One of my favorite deals involved the singleton switch (so named by Mark Horton). I was North. We normally lead A from AK so when defending 4S by EW (NS vul, EW non-vul), where only North had bid heats. It was IMPs. I led the king of hearts, then the ace, then the king of clubs. Partner, knowing it was a singleton, overtook my king and gave me a ruff.

s 5
h AK1098
d 765432
c K
s KQJ432 s A1098
h 76 h QJ
d 98 d AKQJ
c 432 c QJ10
s 76
h 5432
d 10
c A98765

bobbywolffNovember 23rd, 2022 at 4:20 pm

Hi Steve,

No doubt your post got my rapt attention, but only for discussion not usually offered.
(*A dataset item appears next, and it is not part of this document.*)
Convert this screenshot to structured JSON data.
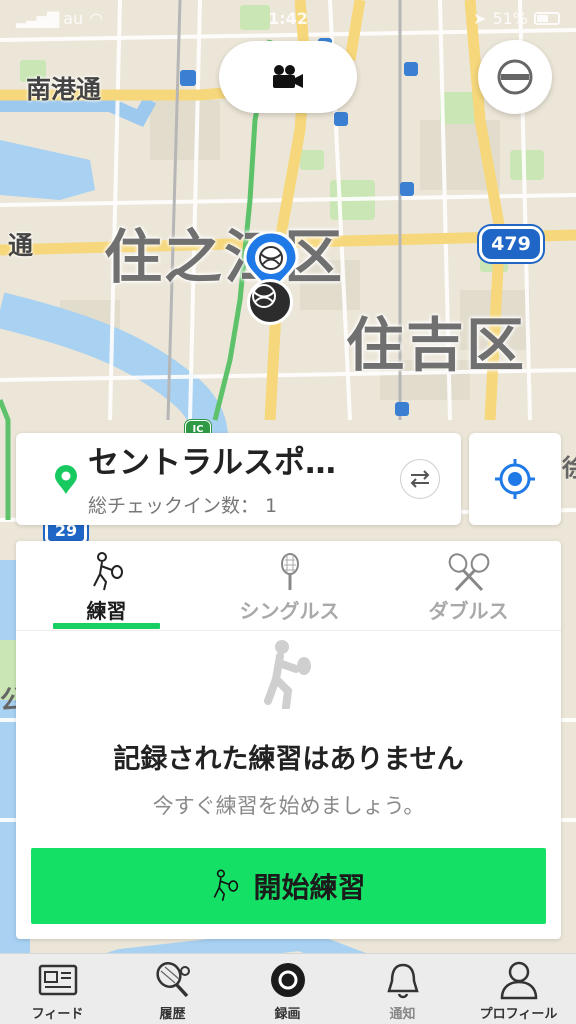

While the logic involved was, is, right on, believe it or not, unless partner has the utmost respect for your defensive thoughtfulness he (or most, if not all) would have to dig deep before overtaking your club king, especially if he had only five cards or even fewer.

Such is reality on display and tends to prove that in order for a bridge partnership to
leap forward in ability and respect (which in most ways becomes the reason for them to sometimes even turn to dirty, filthy cheating) but your duty to partner in a tried and true way, insists on working hard to NEVER (or almost) letting your cherished bridge partner down with a careless play or bid.

Kudos to you for offering a hand which solidifies (at least to me) that truth.

A side other result may also remind a defender to always when appropriate, consider
how the decision to defend must always think ahead to also include besides the suit, the card in that suit.

Again, thanks to you for finding a close to perfect example of that responsibility.